▶ **MATERIAL FOR THE TASK**
= = = = =
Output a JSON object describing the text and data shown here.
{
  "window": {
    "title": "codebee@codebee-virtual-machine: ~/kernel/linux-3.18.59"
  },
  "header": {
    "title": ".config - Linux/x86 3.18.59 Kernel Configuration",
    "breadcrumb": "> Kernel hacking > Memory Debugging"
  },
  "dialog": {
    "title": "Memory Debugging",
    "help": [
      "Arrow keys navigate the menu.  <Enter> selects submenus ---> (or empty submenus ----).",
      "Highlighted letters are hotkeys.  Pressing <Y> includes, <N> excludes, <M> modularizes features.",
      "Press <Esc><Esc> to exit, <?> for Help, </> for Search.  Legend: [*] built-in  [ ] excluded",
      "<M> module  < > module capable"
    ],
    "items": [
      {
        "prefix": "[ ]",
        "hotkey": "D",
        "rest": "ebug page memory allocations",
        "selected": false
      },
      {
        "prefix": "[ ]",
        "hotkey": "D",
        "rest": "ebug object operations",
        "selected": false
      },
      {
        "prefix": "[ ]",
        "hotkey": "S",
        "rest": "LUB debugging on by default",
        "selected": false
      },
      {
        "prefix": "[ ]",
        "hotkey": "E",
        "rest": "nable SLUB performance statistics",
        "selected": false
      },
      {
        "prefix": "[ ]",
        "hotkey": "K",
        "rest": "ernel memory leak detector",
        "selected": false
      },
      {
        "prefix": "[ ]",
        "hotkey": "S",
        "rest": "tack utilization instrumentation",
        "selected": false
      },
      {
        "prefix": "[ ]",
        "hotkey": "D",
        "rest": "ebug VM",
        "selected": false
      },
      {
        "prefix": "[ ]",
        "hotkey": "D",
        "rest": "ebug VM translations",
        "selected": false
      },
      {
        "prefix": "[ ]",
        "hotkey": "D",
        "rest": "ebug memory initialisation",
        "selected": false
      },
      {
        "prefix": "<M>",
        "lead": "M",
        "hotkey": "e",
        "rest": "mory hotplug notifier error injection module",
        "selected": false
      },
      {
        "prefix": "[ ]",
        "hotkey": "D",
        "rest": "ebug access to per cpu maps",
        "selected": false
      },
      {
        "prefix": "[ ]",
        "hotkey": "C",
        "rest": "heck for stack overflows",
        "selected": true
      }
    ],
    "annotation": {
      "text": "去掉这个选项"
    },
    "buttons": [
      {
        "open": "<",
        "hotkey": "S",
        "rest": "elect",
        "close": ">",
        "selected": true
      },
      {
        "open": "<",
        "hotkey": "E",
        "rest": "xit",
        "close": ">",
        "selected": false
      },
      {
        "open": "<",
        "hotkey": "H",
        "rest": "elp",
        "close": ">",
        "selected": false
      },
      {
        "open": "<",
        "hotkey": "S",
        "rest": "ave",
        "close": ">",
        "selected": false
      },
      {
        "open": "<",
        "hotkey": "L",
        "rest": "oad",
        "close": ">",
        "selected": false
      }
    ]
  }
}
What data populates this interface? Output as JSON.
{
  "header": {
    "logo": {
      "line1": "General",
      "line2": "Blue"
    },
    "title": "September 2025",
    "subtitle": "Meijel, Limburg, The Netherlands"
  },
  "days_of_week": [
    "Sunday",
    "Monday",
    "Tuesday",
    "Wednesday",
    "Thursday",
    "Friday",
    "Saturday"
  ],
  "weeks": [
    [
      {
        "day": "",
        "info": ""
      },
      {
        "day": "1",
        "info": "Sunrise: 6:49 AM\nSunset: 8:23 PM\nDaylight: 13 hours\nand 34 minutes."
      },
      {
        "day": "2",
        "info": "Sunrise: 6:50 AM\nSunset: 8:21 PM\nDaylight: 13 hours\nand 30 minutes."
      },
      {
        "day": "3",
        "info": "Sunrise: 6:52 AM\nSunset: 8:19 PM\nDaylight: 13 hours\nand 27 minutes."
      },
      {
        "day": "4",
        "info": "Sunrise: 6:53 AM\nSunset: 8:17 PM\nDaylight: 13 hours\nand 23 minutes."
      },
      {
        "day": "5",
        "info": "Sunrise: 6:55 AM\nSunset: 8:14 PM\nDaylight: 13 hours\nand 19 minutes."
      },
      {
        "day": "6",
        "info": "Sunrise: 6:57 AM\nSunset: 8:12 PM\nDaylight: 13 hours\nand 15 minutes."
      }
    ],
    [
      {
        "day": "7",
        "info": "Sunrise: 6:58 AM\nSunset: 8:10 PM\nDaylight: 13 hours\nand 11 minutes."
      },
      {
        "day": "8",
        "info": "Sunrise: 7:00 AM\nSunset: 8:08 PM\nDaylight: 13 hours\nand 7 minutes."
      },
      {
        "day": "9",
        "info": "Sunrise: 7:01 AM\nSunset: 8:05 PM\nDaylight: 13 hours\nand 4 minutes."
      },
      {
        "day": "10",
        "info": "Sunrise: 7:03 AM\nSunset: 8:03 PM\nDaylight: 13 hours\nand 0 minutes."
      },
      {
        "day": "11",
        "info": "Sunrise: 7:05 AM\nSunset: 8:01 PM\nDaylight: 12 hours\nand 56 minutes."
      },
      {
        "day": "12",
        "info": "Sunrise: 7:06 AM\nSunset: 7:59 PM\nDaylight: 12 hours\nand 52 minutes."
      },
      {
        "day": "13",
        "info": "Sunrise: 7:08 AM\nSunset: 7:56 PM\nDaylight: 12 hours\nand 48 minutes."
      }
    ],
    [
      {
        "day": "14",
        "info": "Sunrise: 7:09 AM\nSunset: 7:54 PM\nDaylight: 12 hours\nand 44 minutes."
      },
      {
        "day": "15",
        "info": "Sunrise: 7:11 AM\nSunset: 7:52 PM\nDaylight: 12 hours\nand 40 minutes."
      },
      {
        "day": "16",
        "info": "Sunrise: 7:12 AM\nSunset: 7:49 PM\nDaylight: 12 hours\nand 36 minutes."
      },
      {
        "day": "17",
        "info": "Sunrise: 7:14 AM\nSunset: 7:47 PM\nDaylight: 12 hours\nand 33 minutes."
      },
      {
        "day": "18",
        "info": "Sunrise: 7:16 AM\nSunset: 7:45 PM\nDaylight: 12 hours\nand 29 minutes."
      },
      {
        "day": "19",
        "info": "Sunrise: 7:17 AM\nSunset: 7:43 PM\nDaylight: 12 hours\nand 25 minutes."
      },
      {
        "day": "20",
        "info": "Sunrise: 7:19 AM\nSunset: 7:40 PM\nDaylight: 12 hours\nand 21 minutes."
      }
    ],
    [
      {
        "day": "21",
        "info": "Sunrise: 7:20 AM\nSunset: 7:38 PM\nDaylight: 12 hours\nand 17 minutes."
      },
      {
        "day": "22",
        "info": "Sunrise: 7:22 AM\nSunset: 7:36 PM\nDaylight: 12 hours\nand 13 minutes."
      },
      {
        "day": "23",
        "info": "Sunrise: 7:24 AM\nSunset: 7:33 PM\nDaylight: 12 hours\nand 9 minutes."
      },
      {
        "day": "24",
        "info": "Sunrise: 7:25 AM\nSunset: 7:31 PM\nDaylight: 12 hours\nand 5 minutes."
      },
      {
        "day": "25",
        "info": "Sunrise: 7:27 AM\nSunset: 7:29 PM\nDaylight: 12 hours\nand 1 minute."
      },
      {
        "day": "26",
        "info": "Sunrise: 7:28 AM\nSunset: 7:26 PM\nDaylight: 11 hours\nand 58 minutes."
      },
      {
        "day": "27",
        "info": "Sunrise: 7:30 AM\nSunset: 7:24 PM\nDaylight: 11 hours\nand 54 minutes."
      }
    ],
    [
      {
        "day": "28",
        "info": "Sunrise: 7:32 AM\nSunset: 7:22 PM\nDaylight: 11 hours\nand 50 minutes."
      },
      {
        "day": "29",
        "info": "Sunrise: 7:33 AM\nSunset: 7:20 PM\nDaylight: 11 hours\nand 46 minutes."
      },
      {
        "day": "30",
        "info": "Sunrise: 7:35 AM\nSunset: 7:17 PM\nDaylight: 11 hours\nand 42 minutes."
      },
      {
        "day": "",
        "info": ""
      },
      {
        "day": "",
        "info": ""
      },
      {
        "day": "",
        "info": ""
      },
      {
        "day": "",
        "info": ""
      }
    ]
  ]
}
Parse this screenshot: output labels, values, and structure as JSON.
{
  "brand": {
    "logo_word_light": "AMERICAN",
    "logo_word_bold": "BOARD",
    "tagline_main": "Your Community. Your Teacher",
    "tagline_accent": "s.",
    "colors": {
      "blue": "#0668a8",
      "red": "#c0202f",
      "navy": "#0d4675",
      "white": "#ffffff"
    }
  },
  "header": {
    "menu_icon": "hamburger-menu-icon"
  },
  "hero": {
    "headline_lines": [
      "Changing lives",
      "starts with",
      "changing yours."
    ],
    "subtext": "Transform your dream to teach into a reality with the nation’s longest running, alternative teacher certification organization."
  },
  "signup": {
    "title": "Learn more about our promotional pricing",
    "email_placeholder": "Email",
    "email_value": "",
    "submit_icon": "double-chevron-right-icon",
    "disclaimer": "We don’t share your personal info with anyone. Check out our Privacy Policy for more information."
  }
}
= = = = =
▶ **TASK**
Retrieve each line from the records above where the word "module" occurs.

▶ **RESULT OF THE EXERCISE**
      "<M> module  < > module capable"
        "rest": "mory hotplug notifier error injection module",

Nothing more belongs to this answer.